Choosing assisted living can be a difficult decision for many families. There are several things to consider before transitioning from home to assisted living that may feel like an overwhelming process. How do you know if your parents need care?
What types of care should you look for when choosing a facility? And what will happen if they outlive their income, later on, requiring Medicaid coverage? In this blog post, we’ll explore these questions and more to help make the process just a little bit easier.
What does assisted living do, and how does it work?
Assisted living is a senior housing option that combines independent living and health services, such as 24-hour supervision and assistance with daily tasks like bathing, dressing, cooking meals, or taking medications. What does this mean for your loved one? It means they’ll have the independence of their own home but with an added sense of safety in knowing there are people nearby who can help them whenever needed.
Things to consider for making a better decision:
1. Know the different facilities available: What type of services does the facility offer? What is your loved one’s budget for assisted living? What types of care and accommodations are available, and do they have a waiting list to get in, or can you reserve now? Plus, does the facility have an emergency plan in place for residents? What is it like to live at home with assisted living nearby?
2. Look at Medicare coverage: It may be difficult to see when someone becomes eligible for Medicaid, especially if they have some degree of income. This could happen after their savings run out but before they become so ill that they require full-time nursing care. To help avoid this situation, ask about Medicare eligibility requirements today!
3. Costs associated with assisted living facilities: You need to understand how much costs will change for your loved one to switch from living independently at home and whether this is a cost that they can manage. What types of payment plans are offered? What about utilities or medical needs if they need assistance with these as well? You should also check different plans and see why they differ in price. What about the extras, like transportation or housekeeping?
4. Housing: What can you expect related housing options from assisted living facilities? What is the average room size, and how many residents do they house at one time? What type of private rooms or shared bedrooms are available for rent, with both having pros and cons.
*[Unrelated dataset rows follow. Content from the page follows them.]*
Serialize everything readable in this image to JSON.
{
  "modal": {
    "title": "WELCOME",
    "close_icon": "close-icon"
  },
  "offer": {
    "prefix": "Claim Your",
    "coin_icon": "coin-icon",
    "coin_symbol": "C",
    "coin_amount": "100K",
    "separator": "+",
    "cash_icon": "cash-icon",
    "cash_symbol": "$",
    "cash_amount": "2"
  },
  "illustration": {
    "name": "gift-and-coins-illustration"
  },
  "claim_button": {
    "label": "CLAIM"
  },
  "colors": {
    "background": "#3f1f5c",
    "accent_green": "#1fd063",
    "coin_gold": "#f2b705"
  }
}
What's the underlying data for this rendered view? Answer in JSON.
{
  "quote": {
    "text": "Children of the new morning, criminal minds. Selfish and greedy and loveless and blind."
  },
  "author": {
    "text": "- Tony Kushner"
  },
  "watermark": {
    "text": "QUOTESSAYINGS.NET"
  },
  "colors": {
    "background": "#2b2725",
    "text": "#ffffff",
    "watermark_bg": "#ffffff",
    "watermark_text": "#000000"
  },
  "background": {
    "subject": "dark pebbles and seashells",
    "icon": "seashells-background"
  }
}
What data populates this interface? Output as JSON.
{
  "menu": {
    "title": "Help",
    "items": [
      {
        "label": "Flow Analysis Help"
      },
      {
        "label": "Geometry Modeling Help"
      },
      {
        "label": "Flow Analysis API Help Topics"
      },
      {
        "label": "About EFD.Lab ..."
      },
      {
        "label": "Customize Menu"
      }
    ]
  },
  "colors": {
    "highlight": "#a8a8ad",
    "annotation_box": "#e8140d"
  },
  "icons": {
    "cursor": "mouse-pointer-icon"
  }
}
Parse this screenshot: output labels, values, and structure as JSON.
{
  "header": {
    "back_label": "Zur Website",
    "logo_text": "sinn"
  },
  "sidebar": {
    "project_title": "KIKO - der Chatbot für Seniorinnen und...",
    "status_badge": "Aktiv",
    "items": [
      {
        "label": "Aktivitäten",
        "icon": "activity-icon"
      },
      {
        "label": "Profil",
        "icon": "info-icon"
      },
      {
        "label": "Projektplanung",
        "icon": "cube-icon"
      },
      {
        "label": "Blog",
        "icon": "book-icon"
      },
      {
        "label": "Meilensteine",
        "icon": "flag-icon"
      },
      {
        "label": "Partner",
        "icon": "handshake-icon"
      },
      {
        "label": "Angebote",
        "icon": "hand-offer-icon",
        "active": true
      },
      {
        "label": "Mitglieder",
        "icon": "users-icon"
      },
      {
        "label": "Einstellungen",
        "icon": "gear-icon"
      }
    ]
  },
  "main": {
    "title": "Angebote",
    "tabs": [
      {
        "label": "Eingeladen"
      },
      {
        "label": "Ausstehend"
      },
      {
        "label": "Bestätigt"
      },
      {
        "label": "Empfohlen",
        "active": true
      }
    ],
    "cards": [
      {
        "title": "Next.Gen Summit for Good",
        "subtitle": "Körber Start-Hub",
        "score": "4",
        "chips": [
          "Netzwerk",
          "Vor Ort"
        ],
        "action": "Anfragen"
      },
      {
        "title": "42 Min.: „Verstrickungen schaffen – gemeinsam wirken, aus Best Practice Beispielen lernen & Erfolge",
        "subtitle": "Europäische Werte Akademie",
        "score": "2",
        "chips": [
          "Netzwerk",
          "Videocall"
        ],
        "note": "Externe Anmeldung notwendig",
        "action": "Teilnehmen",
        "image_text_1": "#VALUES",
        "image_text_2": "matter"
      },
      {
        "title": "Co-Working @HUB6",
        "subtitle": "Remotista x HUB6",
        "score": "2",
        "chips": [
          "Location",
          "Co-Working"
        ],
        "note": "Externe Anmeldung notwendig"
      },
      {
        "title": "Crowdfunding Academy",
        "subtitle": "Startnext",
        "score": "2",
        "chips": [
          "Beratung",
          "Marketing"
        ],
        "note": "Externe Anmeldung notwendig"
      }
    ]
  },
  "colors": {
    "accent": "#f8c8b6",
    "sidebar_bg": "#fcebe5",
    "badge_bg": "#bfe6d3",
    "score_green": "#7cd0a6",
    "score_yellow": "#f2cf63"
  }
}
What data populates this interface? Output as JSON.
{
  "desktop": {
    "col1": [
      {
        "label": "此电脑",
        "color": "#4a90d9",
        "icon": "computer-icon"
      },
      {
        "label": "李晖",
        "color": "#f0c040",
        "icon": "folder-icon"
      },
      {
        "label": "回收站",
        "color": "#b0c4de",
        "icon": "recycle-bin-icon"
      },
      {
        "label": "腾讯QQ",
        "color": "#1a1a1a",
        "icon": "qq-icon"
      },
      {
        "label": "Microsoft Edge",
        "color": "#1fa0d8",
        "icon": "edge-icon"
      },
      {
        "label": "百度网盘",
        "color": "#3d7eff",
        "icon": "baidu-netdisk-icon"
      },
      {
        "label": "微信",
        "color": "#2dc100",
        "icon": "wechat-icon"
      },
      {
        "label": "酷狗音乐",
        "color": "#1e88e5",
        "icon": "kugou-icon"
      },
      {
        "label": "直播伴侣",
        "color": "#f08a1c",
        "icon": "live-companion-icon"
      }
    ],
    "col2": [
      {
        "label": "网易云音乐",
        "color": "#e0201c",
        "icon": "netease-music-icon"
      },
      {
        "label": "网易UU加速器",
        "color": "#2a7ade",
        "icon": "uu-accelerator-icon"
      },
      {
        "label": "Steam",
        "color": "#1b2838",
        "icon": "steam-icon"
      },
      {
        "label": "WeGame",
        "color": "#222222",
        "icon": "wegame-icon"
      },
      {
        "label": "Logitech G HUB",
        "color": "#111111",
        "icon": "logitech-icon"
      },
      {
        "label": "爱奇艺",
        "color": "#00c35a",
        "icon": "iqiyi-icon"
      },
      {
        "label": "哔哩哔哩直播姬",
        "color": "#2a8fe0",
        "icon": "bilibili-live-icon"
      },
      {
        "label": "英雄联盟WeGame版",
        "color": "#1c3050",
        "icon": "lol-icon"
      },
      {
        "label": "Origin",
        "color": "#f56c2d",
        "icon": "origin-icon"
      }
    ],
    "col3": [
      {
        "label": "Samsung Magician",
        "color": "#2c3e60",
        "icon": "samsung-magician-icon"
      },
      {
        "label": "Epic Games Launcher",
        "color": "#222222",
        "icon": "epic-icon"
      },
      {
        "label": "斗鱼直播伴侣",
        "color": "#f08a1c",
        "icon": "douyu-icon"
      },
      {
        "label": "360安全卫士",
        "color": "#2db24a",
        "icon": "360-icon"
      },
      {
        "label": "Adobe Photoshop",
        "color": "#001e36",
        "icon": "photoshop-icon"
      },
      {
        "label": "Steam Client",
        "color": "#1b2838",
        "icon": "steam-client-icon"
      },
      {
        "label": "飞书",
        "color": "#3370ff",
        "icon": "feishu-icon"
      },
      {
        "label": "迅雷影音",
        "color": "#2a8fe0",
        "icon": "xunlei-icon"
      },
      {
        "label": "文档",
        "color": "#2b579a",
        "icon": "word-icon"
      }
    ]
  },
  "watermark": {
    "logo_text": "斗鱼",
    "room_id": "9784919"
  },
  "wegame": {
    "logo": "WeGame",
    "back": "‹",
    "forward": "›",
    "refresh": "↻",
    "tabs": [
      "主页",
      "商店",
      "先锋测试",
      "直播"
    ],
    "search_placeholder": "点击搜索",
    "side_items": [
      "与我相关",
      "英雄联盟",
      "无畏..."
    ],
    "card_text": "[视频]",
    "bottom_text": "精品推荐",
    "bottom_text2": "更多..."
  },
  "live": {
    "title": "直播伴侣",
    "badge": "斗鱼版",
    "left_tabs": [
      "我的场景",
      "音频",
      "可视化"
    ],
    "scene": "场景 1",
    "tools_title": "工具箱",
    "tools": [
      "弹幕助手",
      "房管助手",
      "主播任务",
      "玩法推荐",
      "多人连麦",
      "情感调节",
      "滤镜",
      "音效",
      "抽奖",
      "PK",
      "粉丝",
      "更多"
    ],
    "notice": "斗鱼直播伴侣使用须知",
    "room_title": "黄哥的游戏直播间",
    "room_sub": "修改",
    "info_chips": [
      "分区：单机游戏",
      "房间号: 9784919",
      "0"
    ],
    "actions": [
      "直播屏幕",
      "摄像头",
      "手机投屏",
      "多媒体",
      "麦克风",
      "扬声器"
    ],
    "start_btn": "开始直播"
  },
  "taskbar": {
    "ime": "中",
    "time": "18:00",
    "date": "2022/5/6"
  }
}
You can also check their architecture or pricing plans on Senior Site as they have verified listings and contacts of assisted living facilities.
5. The quality of care: What services does the assisted living facility offer? What level of nursing care do you want—or will it be handled by in-home nurses instead? Do you have any dietary restrictions to take into account when choosing an assisted live facility, such as kosher food choices or vegetarian diet accommodations (if so, make sure those types of meals are available)? Are there physical therapy programs on site too?
6. Know how often they allow visitors: What are the assisted living policies for visitors? What do you have to provide if a visitor wishes to visit, and how often does the facility allow them in? This is a huge factor for many people and can make a difference in the decisions that are made.
7. Do they offer any special programs: What are the programs available at assisted living facilities? What type of activities do they offer, and what types of entertainment options are there for residents? Are any on-site care services included in the price or an added cost?
8. Quality Care: What is a concierge service offered that provides someone who works primarily with you and your loved one to coordinate everything from their social calendar to appointments during work hours so that nothing comes through the cracks and everyone feels cared for.
What percentage of caregivers are residents, which can dramatically improve the quality of care and staff retention rates? What types of cognitive stimulation are offered to help with memory loss or other significant cognitive impairments? What about a pet therapy program that provides animals for visiting hours at certain times throughout the day? What will happen if they outlive their income, later on, requiring Medicaid coverage?
9. Is it Safe: This may sound silly, but you should be just as concerned about safety in an assisted living facility as you would in your home. What are such things as emergency call buttons within reach from every room, so residents never have to go down hallways alone if something happens during sleep time.
Is there medical staff available 24/hours-a-day and do they provide individual treatment plans for each resident? What about a pet therapy program that provides animals for visiting hours at certain times throughout the day.
10. What is the facility’s policy on pets? What about visitors, and do they have visiting hours that are separate from the resident’s schedule. What is their visitation policy for these times of the day? You need to also consider things like how much the room and board costs, what their meal plan is, whether or not they offer transportation services for a fee. What are the hours of operation? How do you keep in contact with staff members if there’s an emergency that needs to be reported?
11. See how the staff is: What are their qualifications and how long have they been employed there? What is the turnover rate for employees? And do they offer any programs or activities to help residents stay engaged with life outside of assisted living? What is the staff-to-resident ratio? What is their nurse to resident ratio?
Choosing an assisted living facility is a big decision, but the process doesn’t have to be daunting. Take some time and collect as many details about each facility before making a final decision; you want to ensure that it’s the right choice for both you and your loved one.